Posted by Jayme Blaschke
University News Service
November 28, 2007
Donald Olson, professor of physics at Texas State University-San Marcos, has been named the university’s first recipient of the Joann Cole Mitte Faculty Grant for Excellence.
The competitive $25,000 award, funded by the Roy F. and Joann Cole Mitte Foundation of
, will fund a future research project by the team of Olson and Marilynn Olson, department of English, with assistance from Russell Doescher, department of physics.
“I would like to express my gratitude to the Mitte family and the Mitte Foundation for their generous support of the university in general, and for this award in particular,” Olson said. “I will use it to support a project that will provide a valuable research experience for our students.”
Olson and the
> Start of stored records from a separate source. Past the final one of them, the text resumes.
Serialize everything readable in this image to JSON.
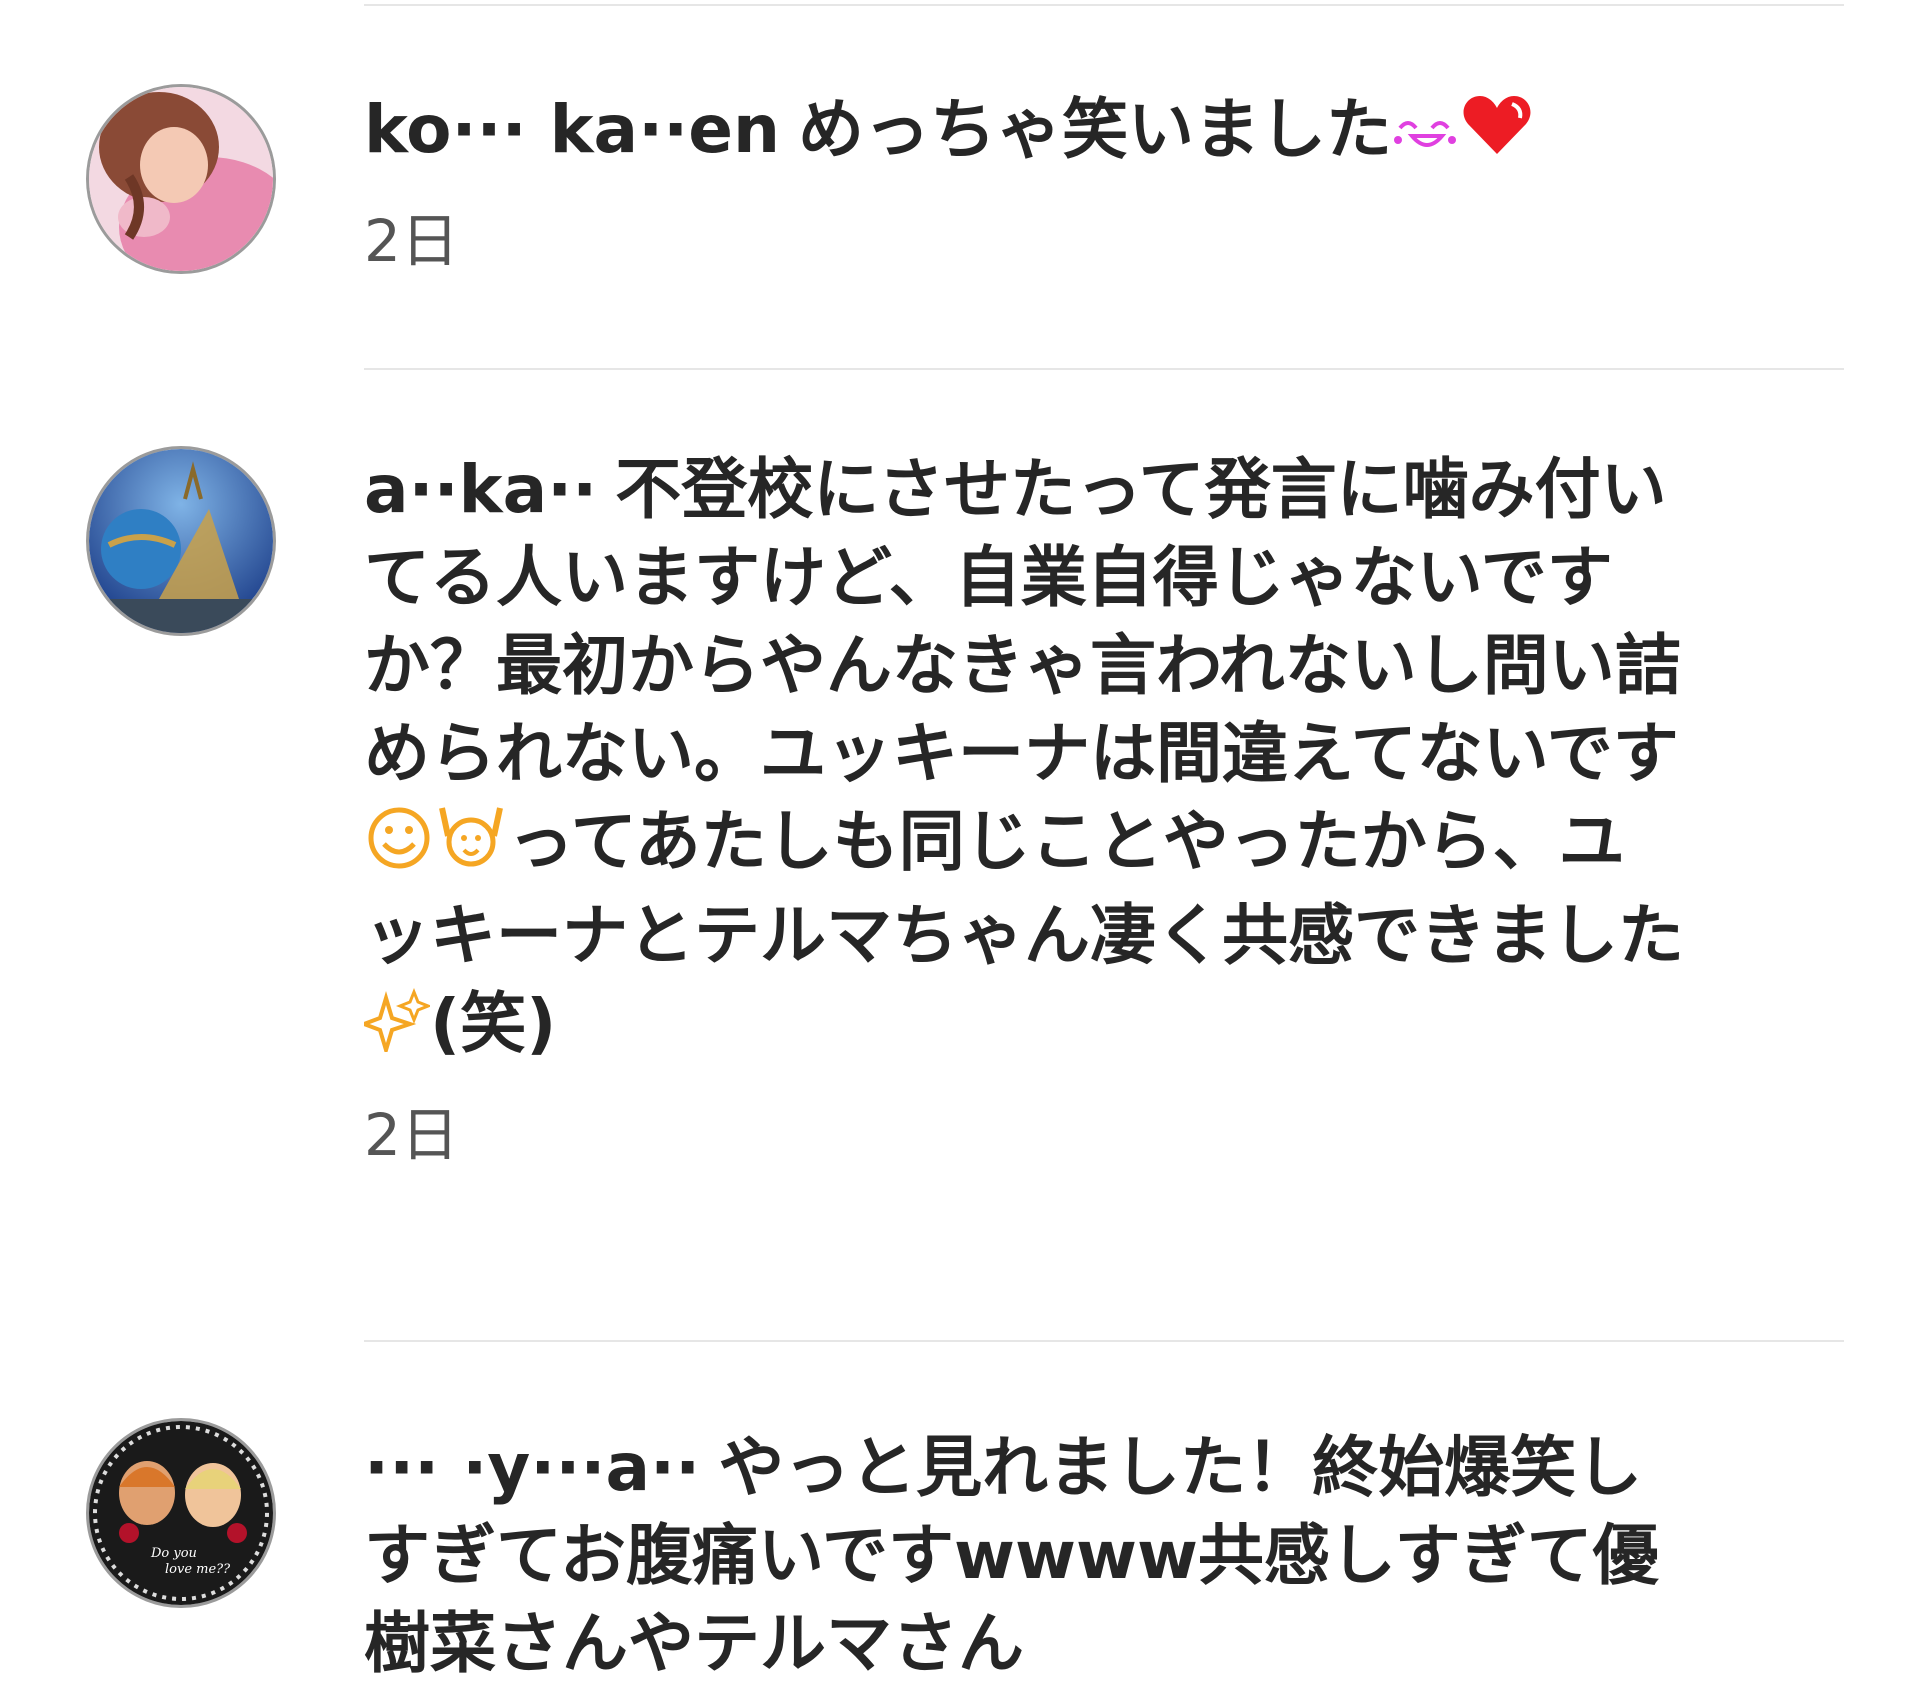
{
  "comments": [
    {
      "username": "ko··· ka··en",
      "text": "めっちゃ笑いました",
      "time": "2日",
      "emoji": [
        "laughing-face-icon",
        "heart-icon"
      ]
    },
    {
      "username": "a··ka··",
      "text": "不登校にさせたって発言に噛み付いてる人いますけど、自業自得じゃないですか？最初からやんなきゃ言われないし問い詰められない。ユッキーナは間違えてないです",
      "text2": "ってあたしも同じことやったから、ユッキーナとテルマちゃん凄く共感できました",
      "text3": "(笑)",
      "time": "2日",
      "emoji": [
        "smile-icon",
        "raised-hands-icon",
        "sparkle-icon"
      ]
    },
    {
      "username": "··· ·y···a··",
      "text": "やっと見れました！終始爆笑しすぎてお腹痛いですwwww共感しすぎて優樹菜さんやテルマさん",
      "avatar_caption": "Do you love me??"
    }
  ],
  "colors": {
    "text": "#262626",
    "time": "#555555",
    "divider": "#e6e6e6",
    "heart": "#ed1c24",
    "emoji_orange": "#f5a623",
    "emoji_pink": "#e040e0"
  }
}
research team have made news in recent years by applying their unique brand of “Forensic Astronomy” to various historical questions and events. Earlier this year, they earned national interest when they accurately predicted the appearance of elusive moonbows in
. Other investigations have linked Edvard Munch’s iconic painting, “The Scream,” with the cataclysmic eruption of Krakatoa in 1883; identified the star seen in Act 1 of Shakespeare’s “Hamlet” as Tycho Brahe’s supernova of 1572; calculated a new date for the legendary Battle of Marathon in 490 B.C. and the ensuing run across Greece that inspired the long-distance race that bears its name today; located the exact time and place Ansel Adams took the photograph “Autumn Moon, The High Sierra from Glacier Point” and unearthed a long-lost Adams photograph in the process; and shed light on the circumstances surrounding several paintings by the Dutch master Vincent van Gogh.
Olson’s team plans to make its next research trip sometime during the summer of 2008, with results and an article expected to follow thereafter.